YOUR OBJECTIVE =
A verbatim restatement of the data, free of pictures, is what you should output.
** Opening MATERIAL FOR THIS EXERCISE block **
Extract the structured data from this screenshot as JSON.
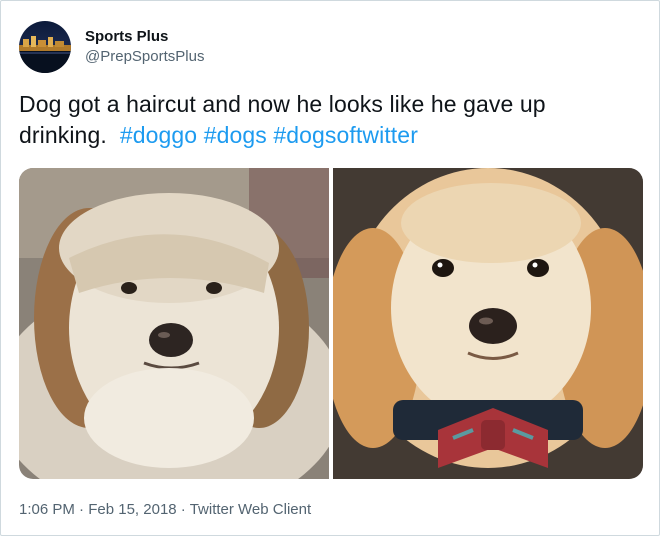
{
  "author": {
    "display_name": "Sports Plus",
    "handle": "@PrepSportsPlus"
  },
  "tweet": {
    "text": "Dog got a haircut and now he looks like he gave up drinking.",
    "hashtags": [
      "#doggo",
      "#dogs",
      "#dogsoftwitter"
    ]
  },
  "media": {
    "photos": [
      {
        "icon": "dog-before-haircut-photo"
      },
      {
        "icon": "dog-after-haircut-photo"
      }
    ]
  },
  "meta": {
    "time": "1:06 PM",
    "separator": "·",
    "date": "Feb 15, 2018",
    "client": "Twitter Web Client"
  },
  "colors": {
    "link": "#1d9bf0",
    "secondary_text": "#536471",
    "border": "#cfd9de"
  }
}
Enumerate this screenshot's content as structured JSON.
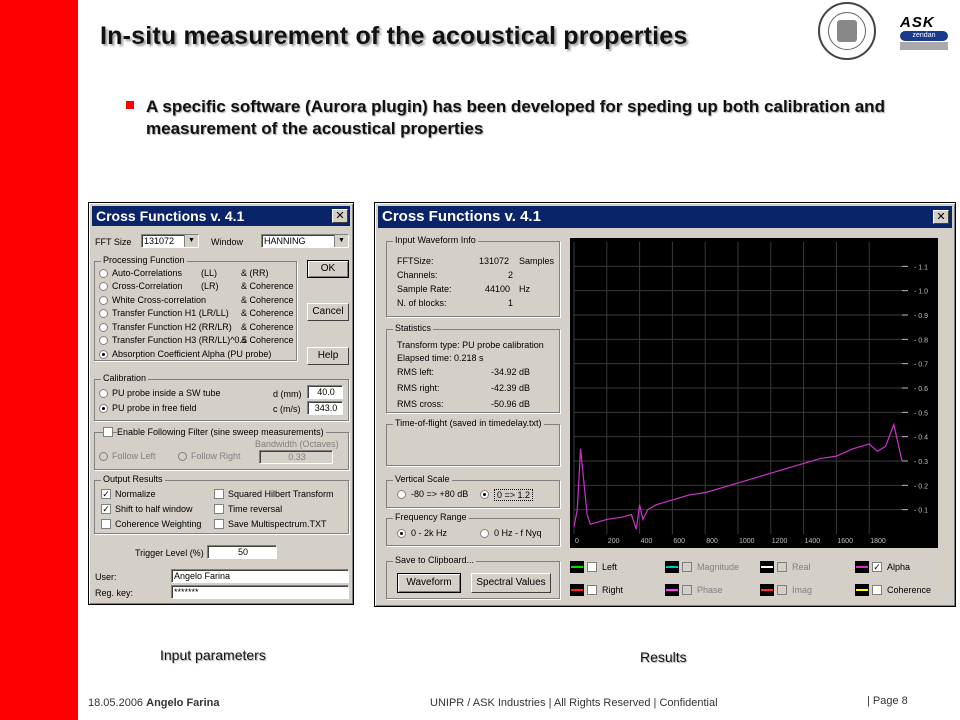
{
  "slide": {
    "title": "In-situ measurement of the acoustical properties",
    "bullet": "A specific software (Aurora plugin) has been developed for speding up both calibration and measurement of the acoustical properties",
    "caption_left": "Input parameters",
    "caption_right": "Results",
    "logo_text": "ASK",
    "logo_sub": "zendan",
    "footer_date": "18.05.2006",
    "footer_author": "Angelo Farina",
    "footer_center": "UNIPR / ASK Industries | All Rights Reserved | Confidential",
    "footer_page": "| Page 8",
    "accent_color": "#ff0000"
  },
  "input_win": {
    "title": "Cross Functions v. 4.1",
    "fft_label": "FFT Size",
    "fft_value": "131072",
    "window_label": "Window",
    "window_value": "HANNING",
    "processing_title": "Processing Function",
    "processing": [
      {
        "name": "Auto-Correlations",
        "a": "(LL)",
        "b": "& (RR)"
      },
      {
        "name": "Cross-Correlation",
        "a": "(LR)",
        "b": "& Coherence"
      },
      {
        "name": "White Cross-correlation",
        "a": "",
        "b": "& Coherence"
      },
      {
        "name": "Transfer Function H1 (LR/LL)",
        "a": "",
        "b": "& Coherence"
      },
      {
        "name": "Transfer Function H2 (RR/LR)",
        "a": "",
        "b": "& Coherence"
      },
      {
        "name": "Transfer Function H3 (RR/LL)^0.5",
        "a": "",
        "b": "& Coherence"
      },
      {
        "name": "Absorption Coefficient Alpha (PU probe)",
        "a": "",
        "b": ""
      }
    ],
    "ok_label": "OK",
    "cancel_label": "Cancel",
    "help_label": "Help",
    "calibration_title": "Calibration",
    "cal_option1": "PU probe inside a SW tube",
    "cal_option2": "PU probe in free field",
    "d_label": "d (mm)",
    "d_value": "40.0",
    "c_label": "c (m/s)",
    "c_value": "343.0",
    "filter_label": "Enable Following Filter (sine sweep measurements)",
    "bandwidth_label": "Bandwidth (Octaves)",
    "follow_left": "Follow Left",
    "follow_right": "Follow Right",
    "bandwidth_value": "0.33",
    "output_title": "Output Results",
    "out_normalize": "Normalize",
    "out_shift": "Shift to half window",
    "out_coherence": "Coherence Weighting",
    "out_squared": "Squared Hilbert Transform",
    "out_time": "Time reversal",
    "out_save": "Save Multispectrum.TXT",
    "trigger_label": "Trigger Level (%)",
    "trigger_value": "50",
    "user_label": "User:",
    "user_value": "Angelo Farina",
    "regkey_label": "Reg. key:",
    "regkey_value": "*******"
  },
  "result_win": {
    "title": "Cross Functions v. 4.1",
    "waveform_title": "Input Waveform Info",
    "fftsize_label": "FFTSize:",
    "fftsize_value": "131072",
    "fftsize_unit": "Samples",
    "channels_label": "Channels:",
    "channels_value": "2",
    "rate_label": "Sample Rate:",
    "rate_value": "44100",
    "rate_unit": "Hz",
    "blocks_label": "N. of blocks:",
    "blocks_value": "1",
    "stats_title": "Statistics",
    "stat_transform": "Transform type: PU probe calibration",
    "stat_elapsed": "Elapsed time: 0.218 s",
    "rms_left_label": "RMS left:",
    "rms_left_value": "-34.92 dB",
    "rms_right_label": "RMS right:",
    "rms_right_value": "-42.39 dB",
    "rms_cross_label": "RMS cross:",
    "rms_cross_value": "-50.96 dB",
    "tof_title": "Time-of-flight (saved in timedelay.txt)",
    "vscale_title": "Vertical Scale",
    "vscale_opt1": "-80 => +80 dB",
    "vscale_opt2": "0 => 1.2",
    "freq_title": "Frequency Range",
    "freq_opt1": "0 - 2k Hz",
    "freq_opt2": "0 Hz - f Nyq",
    "clip_title": "Save to Clipboard...",
    "waveform_btn": "Waveform",
    "spectral_btn": "Spectral Values",
    "legend": {
      "left": "Left",
      "right": "Right",
      "magnitude": "Magnitude",
      "phase": "Phase",
      "real": "Real",
      "imag": "Imag",
      "alpha": "Alpha",
      "coherence": "Coherence"
    }
  },
  "chart_data": {
    "type": "line",
    "series": [
      {
        "name": "Alpha"
      }
    ],
    "x_ticks": [
      "0",
      "200",
      "400",
      "600",
      "800",
      "1000",
      "1200",
      "1400",
      "1600",
      "1800"
    ],
    "y_ticks": [
      "1.1",
      "1.0",
      "0.9",
      "0.8",
      "0.7",
      "0.6",
      "0.5",
      "0.4",
      "0.3",
      "0.2",
      "0.1"
    ],
    "xlim": [
      0,
      2000
    ],
    "ylim": [
      0,
      1.2
    ],
    "x": [
      0,
      20,
      40,
      80,
      100,
      150,
      200,
      300,
      350,
      380,
      400,
      420,
      450,
      500,
      600,
      700,
      800,
      900,
      1000,
      1100,
      1200,
      1300,
      1400,
      1500,
      1600,
      1700,
      1750,
      1800,
      1850,
      1900,
      1950,
      2000
    ],
    "alpha": [
      0.03,
      0.1,
      0.35,
      0.08,
      0.04,
      0.05,
      0.06,
      0.07,
      0.08,
      0.02,
      0.12,
      0.06,
      0.1,
      0.12,
      0.14,
      0.16,
      0.17,
      0.19,
      0.21,
      0.23,
      0.25,
      0.27,
      0.29,
      0.31,
      0.32,
      0.35,
      0.36,
      0.37,
      0.34,
      0.36,
      0.45,
      0.3
    ],
    "grid": "on",
    "colors": {
      "background": "#000000",
      "grid": "#3a3a3a",
      "alpha_line": "#cc33cc",
      "axis_text": "#c0c0c0"
    }
  }
}
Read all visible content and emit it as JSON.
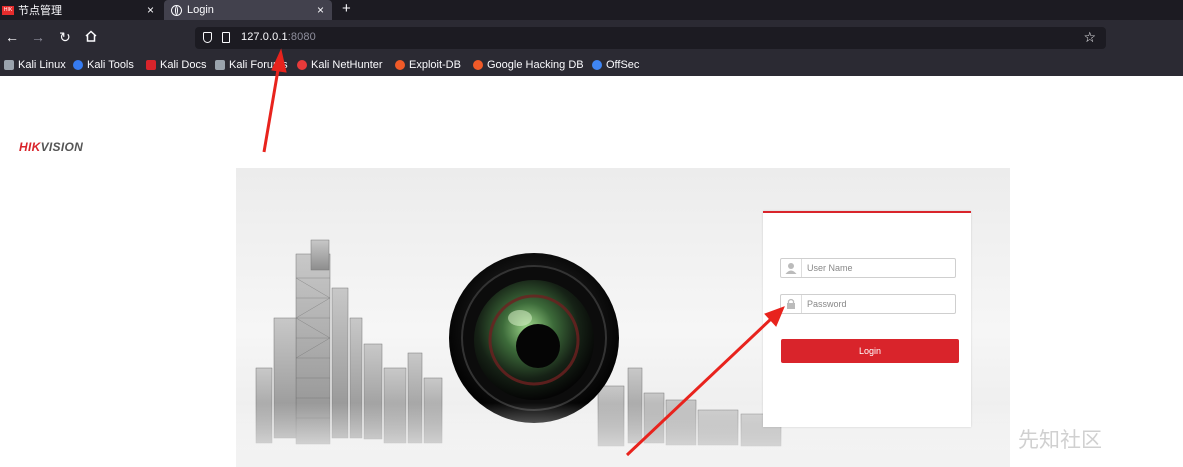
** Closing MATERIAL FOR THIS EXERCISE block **
FINISHED TASK =
Extract the structured data from this screenshot as JSON.
{
  "author": {
    "display_name": "Sports Plus",
    "handle": "@PrepSportsPlus"
  },
  "tweet": {
    "text": "Dog got a haircut and now he looks like he gave up drinking.",
    "hashtags": [
      "#doggo",
      "#dogs",
      "#dogsoftwitter"
    ]
  },
  "media": {
    "photos": [
      {
        "icon": "dog-before-haircut-photo"
      },
      {
        "icon": "dog-after-haircut-photo"
      }
    ]
  },
  "meta": {
    "time": "1:06 PM",
    "separator": "·",
    "date": "Feb 15, 2018",
    "client": "Twitter Web Client"
  },
  "colors": {
    "link": "#1d9bf0",
    "secondary_text": "#536471",
    "border": "#cfd9de"
  }
}
Enumerate this screenshot's content as structured JSON.
{
  "slide": {
    "title": "In-situ measurement of the acoustical properties",
    "bullet": "A specific software (Aurora plugin) has been developed for speding up both calibration and measurement of the acoustical properties",
    "caption_left": "Input parameters",
    "caption_right": "Results",
    "logo_text": "ASK",
    "logo_sub": "zendan",
    "footer_date": "18.05.2006",
    "footer_author": "Angelo Farina",
    "footer_center": "UNIPR / ASK Industries | All Rights Reserved | Confidential",
    "footer_page": "| Page 8",
    "accent_color": "#ff0000"
  },
  "input_win": {
    "title": "Cross Functions v. 4.1",
    "fft_label": "FFT Size",
    "fft_value": "131072",
    "window_label": "Window",
    "window_value": "HANNING",
    "processing_title": "Processing Function",
    "processing": [
      {
        "name": "Auto-Correlations",
        "a": "(LL)",
        "b": "& (RR)"
      },
      {
        "name": "Cross-Correlation",
        "a": "(LR)",
        "b": "& Coherence"
      },
      {
        "name": "White Cross-correlation",
        "a": "",
        "b": "& Coherence"
      },
      {
        "name": "Transfer Function H1 (LR/LL)",
        "a": "",
        "b": "& Coherence"
      },
      {
        "name": "Transfer Function H2 (RR/LR)",
        "a": "",
        "b": "& Coherence"
      },
      {
        "name": "Transfer Function H3 (RR/LL)^0.5",
        "a": "",
        "b": "& Coherence"
      },
      {
        "name": "Absorption Coefficient Alpha (PU probe)",
        "a": "",
        "b": ""
      }
    ],
    "ok_label": "OK",
    "cancel_label": "Cancel",
    "help_label": "Help",
    "calibration_title": "Calibration",
    "cal_option1": "PU probe inside a SW tube",
    "cal_option2": "PU probe in free field",
    "d_label": "d (mm)",
    "d_value": "40.0",
    "c_label": "c (m/s)",
    "c_value": "343.0",
    "filter_label": "Enable Following Filter (sine sweep measurements)",
    "bandwidth_label": "Bandwidth (Octaves)",
    "follow_left": "Follow Left",
    "follow_right": "Follow Right",
    "bandwidth_value": "0.33",
    "output_title": "Output Results",
    "out_normalize": "Normalize",
    "out_shift": "Shift to half window",
    "out_coherence": "Coherence Weighting",
    "out_squared": "Squared Hilbert Transform",
    "out_time": "Time reversal",
    "out_save": "Save Multispectrum.TXT",
    "trigger_label": "Trigger Level (%)",
    "trigger_value": "50",
    "user_label": "User:",
    "user_value": "Angelo Farina",
    "regkey_label": "Reg. key:",
    "regkey_value": "*******"
  },
  "result_win": {
    "title": "Cross Functions v. 4.1",
    "waveform_title": "Input Waveform Info",
    "fftsize_label": "FFTSize:",
    "fftsize_value": "131072",
    "fftsize_unit": "Samples",
    "channels_label": "Channels:",
    "channels_value": "2",
    "rate_label": "Sample Rate:",
    "rate_value": "44100",
    "rate_unit": "Hz",
    "blocks_label": "N. of blocks:",
    "blocks_value": "1",
    "stats_title": "Statistics",
    "stat_transform": "Transform type: PU probe calibration",
    "stat_elapsed": "Elapsed time: 0.218 s",
    "rms_left_label": "RMS left:",
    "rms_left_value": "-34.92 dB",
    "rms_right_label": "RMS right:",
    "rms_right_value": "-42.39 dB",
    "rms_cross_label": "RMS cross:",
    "rms_cross_value": "-50.96 dB",
    "tof_title": "Time-of-flight (saved in timedelay.txt)",
    "vscale_title": "Vertical Scale",
    "vscale_opt1": "-80 => +80 dB",
    "vscale_opt2": "0 => 1.2",
    "freq_title": "Frequency Range",
    "freq_opt1": "0 - 2k Hz",
    "freq_opt2": "0 Hz - f Nyq",
    "clip_title": "Save to Clipboard...",
    "waveform_btn": "Waveform",
    "spectral_btn": "Spectral Values",
    "legend": {
      "left": "Left",
      "right": "Right",
      "magnitude": "Magnitude",
      "phase": "Phase",
      "real": "Real",
      "imag": "Imag",
      "alpha": "Alpha",
      "coherence": "Coherence"
    }
  },
  "chart_data": {
    "type": "line",
    "series": [
      {
        "name": "Alpha"
      }
    ],
    "x_ticks": [
      "0",
      "200",
      "400",
      "600",
      "800",
      "1000",
      "1200",
      "1400",
      "1600",
      "1800"
    ],
    "y_ticks": [
      "1.1",
      "1.0",
      "0.9",
      "0.8",
      "0.7",
      "0.6",
      "0.5",
      "0.4",
      "0.3",
      "0.2",
      "0.1"
    ],
    "xlim": [
      0,
      2000
    ],
    "ylim": [
      0,
      1.2
    ],
    "x": [
      0,
      20,
      40,
      80,
      100,
      150,
      200,
      300,
      350,
      380,
      400,
      420,
      450,
      500,
      600,
      700,
      800,
      900,
      1000,
      1100,
      1200,
      1300,
      1400,
      1500,
      1600,
      1700,
      1750,
      1800,
      1850,
      1900,
      1950,
      2000
    ],
    "alpha": [
      0.03,
      0.1,
      0.35,
      0.08,
      0.04,
      0.05,
      0.06,
      0.07,
      0.08,
      0.02,
      0.12,
      0.06,
      0.1,
      0.12,
      0.14,
      0.16,
      0.17,
      0.19,
      0.21,
      0.23,
      0.25,
      0.27,
      0.29,
      0.31,
      0.32,
      0.35,
      0.36,
      0.37,
      0.34,
      0.36,
      0.45,
      0.3
    ],
    "grid": "on",
    "colors": {
      "background": "#000000",
      "grid": "#3a3a3a",
      "alpha_line": "#cc33cc",
      "axis_text": "#c0c0c0"
    }
  }
}
Read all visible content and emit it as JSON.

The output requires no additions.